§ **YOUR OBJECTIVE**: An image-free reproduction of the data below is needed: print it exactly.

§ **RECORD SET**:

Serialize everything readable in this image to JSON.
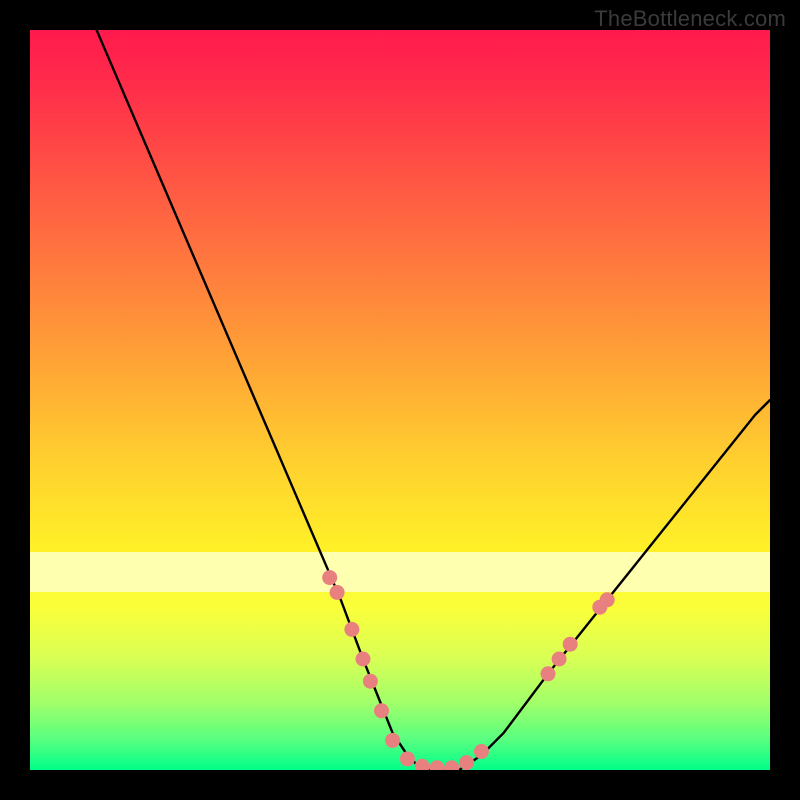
{
  "watermark": {
    "text": "TheBottleneck.com"
  },
  "chart_data": {
    "type": "line",
    "title": "",
    "xlabel": "",
    "ylabel": "",
    "xlim": [
      0,
      100
    ],
    "ylim": [
      0,
      100
    ],
    "grid": false,
    "legend": false,
    "series": [
      {
        "name": "bottleneck-curve",
        "x": [
          9,
          12,
          15,
          18,
          21,
          24,
          27,
          30,
          33,
          36,
          39,
          42,
          45,
          47,
          49,
          51,
          53,
          55,
          58,
          61,
          64,
          67,
          70,
          74,
          78,
          82,
          86,
          90,
          94,
          98,
          100
        ],
        "y": [
          100,
          93,
          86,
          79,
          72,
          65,
          58,
          51,
          44,
          37,
          30,
          23,
          15,
          10,
          5,
          2,
          0,
          0,
          0,
          2,
          5,
          9,
          13,
          18,
          23,
          28,
          33,
          38,
          43,
          48,
          50
        ]
      }
    ],
    "markers": {
      "name": "highlight-dots",
      "color": "#e98080",
      "points": [
        {
          "x": 40.5,
          "y": 26
        },
        {
          "x": 41.5,
          "y": 24
        },
        {
          "x": 43.5,
          "y": 19
        },
        {
          "x": 45.0,
          "y": 15
        },
        {
          "x": 46.0,
          "y": 12
        },
        {
          "x": 47.5,
          "y": 8
        },
        {
          "x": 49.0,
          "y": 4
        },
        {
          "x": 51.0,
          "y": 1.5
        },
        {
          "x": 53.0,
          "y": 0.5
        },
        {
          "x": 55.0,
          "y": 0.3
        },
        {
          "x": 57.0,
          "y": 0.3
        },
        {
          "x": 59.0,
          "y": 1
        },
        {
          "x": 61.0,
          "y": 2.5
        },
        {
          "x": 70.0,
          "y": 13
        },
        {
          "x": 71.5,
          "y": 15
        },
        {
          "x": 73.0,
          "y": 17
        },
        {
          "x": 77.0,
          "y": 22
        },
        {
          "x": 78.0,
          "y": 23
        }
      ]
    },
    "gradient_stops": [
      {
        "pos": 0,
        "color": "#ff1a4d"
      },
      {
        "pos": 20,
        "color": "#ff5544"
      },
      {
        "pos": 45,
        "color": "#ffa436"
      },
      {
        "pos": 70,
        "color": "#fff028"
      },
      {
        "pos": 100,
        "color": "#00ff8a"
      }
    ]
  }
}
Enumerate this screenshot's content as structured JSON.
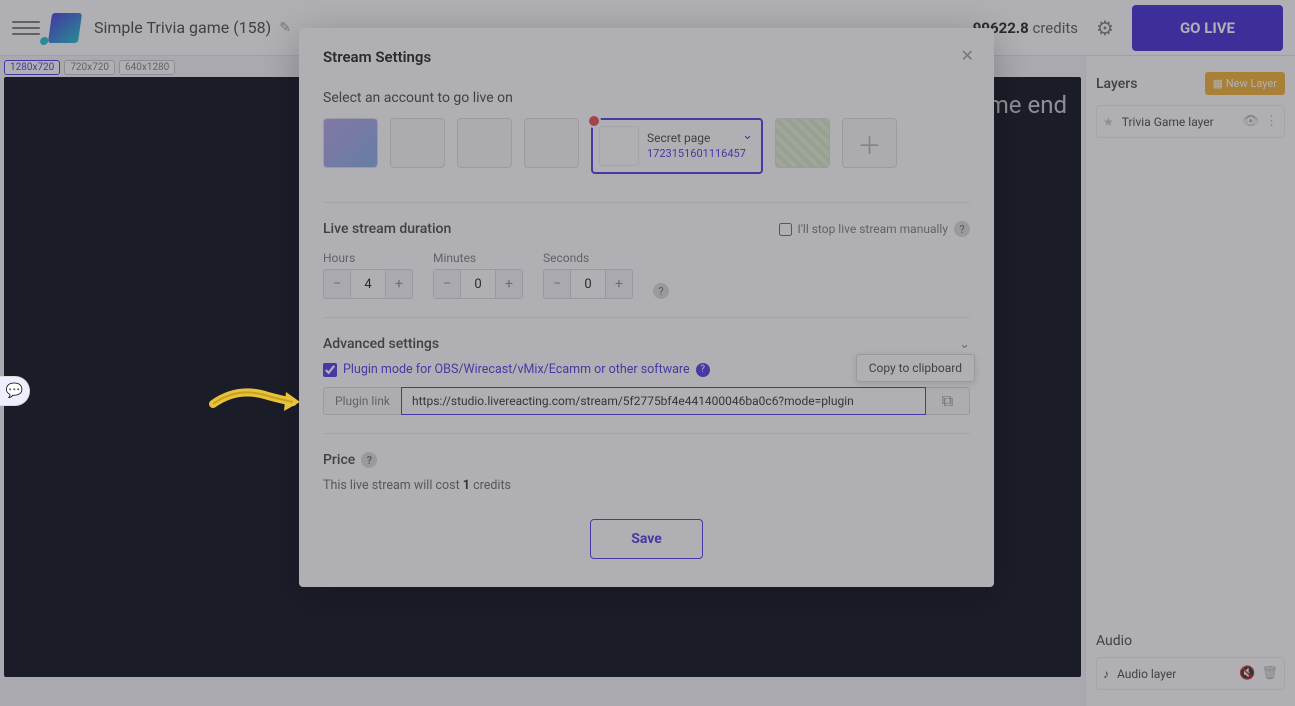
{
  "header": {
    "project_title": "Simple Trivia game (158)",
    "credits_value": "99622.8",
    "credits_label": "credits",
    "golive": "GO LIVE"
  },
  "resolutions": {
    "r1": "1280x720",
    "r2": "720x720",
    "r3": "640x1280"
  },
  "canvas": {
    "label_tail": "me end"
  },
  "right": {
    "layers_title": "Layers",
    "new_layer": "New Layer",
    "layer1": "Trivia Game layer",
    "audio_title": "Audio",
    "audio1": "Audio layer"
  },
  "modal": {
    "title": "Stream Settings",
    "select_account": "Select an account to go live on",
    "selected_name": "Secret page",
    "selected_id": "1723151601116457",
    "duration_label": "Live stream duration",
    "manual_label": "I'll stop live stream manually",
    "hours_cap": "Hours",
    "minutes_cap": "Minutes",
    "seconds_cap": "Seconds",
    "hours_val": "4",
    "minutes_val": "0",
    "seconds_val": "0",
    "advanced_label": "Advanced settings",
    "plugin_mode_label": "Plugin mode for OBS/Wirecast/vMix/Ecamm or other software",
    "plugin_link_label": "Plugin link",
    "plugin_link_value": "https://studio.livereacting.com/stream/5f2775bf4e441400046ba0c6?mode=plugin",
    "tooltip": "Copy to clipboard",
    "price_label": "Price",
    "price_desc_pre": "This live stream will cost ",
    "price_desc_val": "1",
    "price_desc_post": " credits",
    "save": "Save"
  }
}
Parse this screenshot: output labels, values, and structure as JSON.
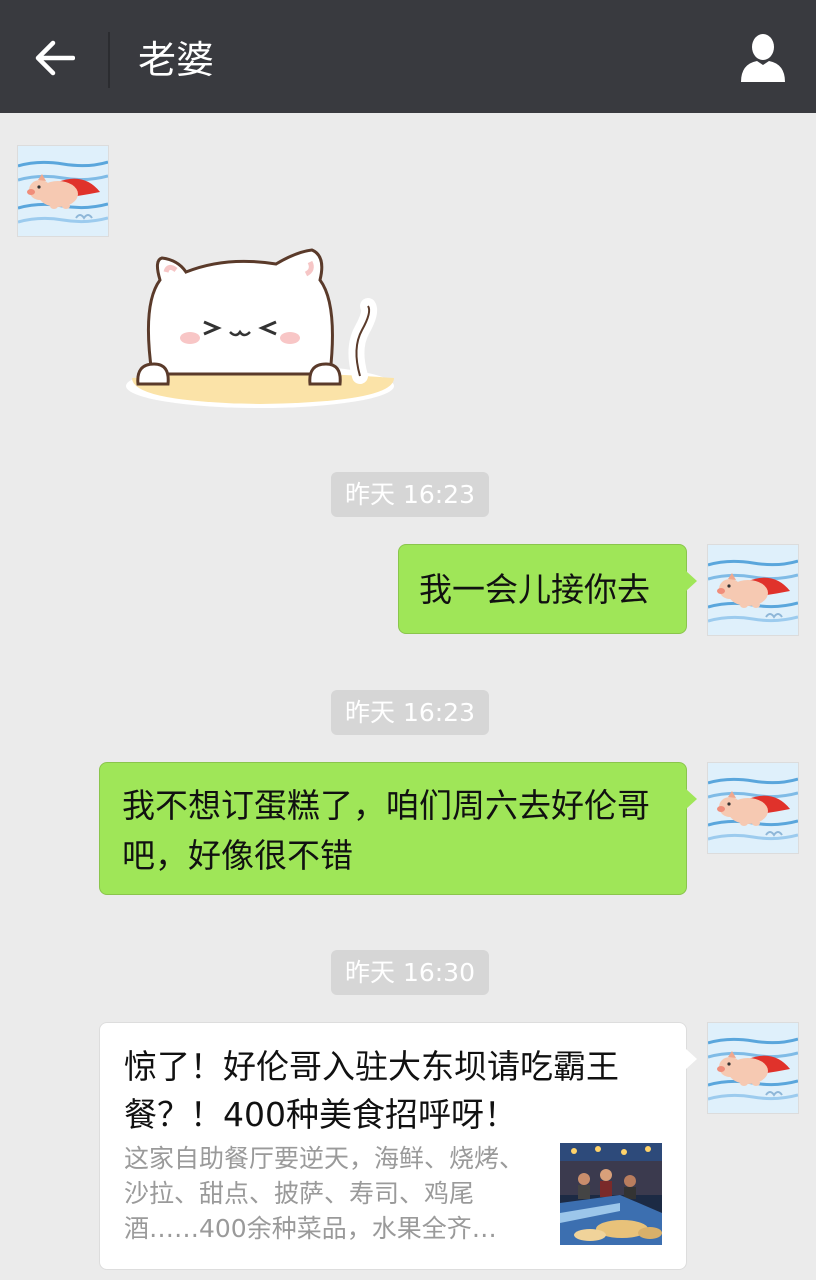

§ **ANSWER TO THIS TASK**:
Serialize everything readable in this image to JSON.
{
  "watermark": {
    "text": "TheBottleneck.com"
  },
  "chart_data": {
    "type": "line",
    "title": "",
    "xlabel": "",
    "ylabel": "",
    "xlim": [
      0,
      100
    ],
    "ylim": [
      0,
      100
    ],
    "grid": false,
    "legend": false,
    "series": [
      {
        "name": "bottleneck-curve",
        "x": [
          9,
          12,
          15,
          18,
          21,
          24,
          27,
          30,
          33,
          36,
          39,
          42,
          45,
          47,
          49,
          51,
          53,
          55,
          58,
          61,
          64,
          67,
          70,
          74,
          78,
          82,
          86,
          90,
          94,
          98,
          100
        ],
        "y": [
          100,
          93,
          86,
          79,
          72,
          65,
          58,
          51,
          44,
          37,
          30,
          23,
          15,
          10,
          5,
          2,
          0,
          0,
          0,
          2,
          5,
          9,
          13,
          18,
          23,
          28,
          33,
          38,
          43,
          48,
          50
        ]
      }
    ],
    "markers": {
      "name": "highlight-dots",
      "color": "#e98080",
      "points": [
        {
          "x": 40.5,
          "y": 26
        },
        {
          "x": 41.5,
          "y": 24
        },
        {
          "x": 43.5,
          "y": 19
        },
        {
          "x": 45.0,
          "y": 15
        },
        {
          "x": 46.0,
          "y": 12
        },
        {
          "x": 47.5,
          "y": 8
        },
        {
          "x": 49.0,
          "y": 4
        },
        {
          "x": 51.0,
          "y": 1.5
        },
        {
          "x": 53.0,
          "y": 0.5
        },
        {
          "x": 55.0,
          "y": 0.3
        },
        {
          "x": 57.0,
          "y": 0.3
        },
        {
          "x": 59.0,
          "y": 1
        },
        {
          "x": 61.0,
          "y": 2.5
        },
        {
          "x": 70.0,
          "y": 13
        },
        {
          "x": 71.5,
          "y": 15
        },
        {
          "x": 73.0,
          "y": 17
        },
        {
          "x": 77.0,
          "y": 22
        },
        {
          "x": 78.0,
          "y": 23
        }
      ]
    },
    "gradient_stops": [
      {
        "pos": 0,
        "color": "#ff1a4d"
      },
      {
        "pos": 20,
        "color": "#ff5544"
      },
      {
        "pos": 45,
        "color": "#ffa436"
      },
      {
        "pos": 70,
        "color": "#fff028"
      },
      {
        "pos": 100,
        "color": "#00ff8a"
      }
    ]
  }
}
Enumerate this screenshot's content as structured JSON.
{
  "header": {
    "project_title": "Simple Trivia game (158)",
    "credits_value": "99622.8",
    "credits_label": "credits",
    "golive": "GO LIVE"
  },
  "resolutions": {
    "r1": "1280x720",
    "r2": "720x720",
    "r3": "640x1280"
  },
  "canvas": {
    "label_tail": "me end"
  },
  "right": {
    "layers_title": "Layers",
    "new_layer": "New Layer",
    "layer1": "Trivia Game layer",
    "audio_title": "Audio",
    "audio1": "Audio layer"
  },
  "modal": {
    "title": "Stream Settings",
    "select_account": "Select an account to go live on",
    "selected_name": "Secret page",
    "selected_id": "1723151601116457",
    "duration_label": "Live stream duration",
    "manual_label": "I'll stop live stream manually",
    "hours_cap": "Hours",
    "minutes_cap": "Minutes",
    "seconds_cap": "Seconds",
    "hours_val": "4",
    "minutes_val": "0",
    "seconds_val": "0",
    "advanced_label": "Advanced settings",
    "plugin_mode_label": "Plugin mode for OBS/Wirecast/vMix/Ecamm or other software",
    "plugin_link_label": "Plugin link",
    "plugin_link_value": "https://studio.livereacting.com/stream/5f2775bf4e441400046ba0c6?mode=plugin",
    "tooltip": "Copy to clipboard",
    "price_label": "Price",
    "price_desc_pre": "This live stream will cost ",
    "price_desc_val": "1",
    "price_desc_post": " credits",
    "save": "Save"
  }
}
Parse this screenshot: output labels, values, and structure as JSON.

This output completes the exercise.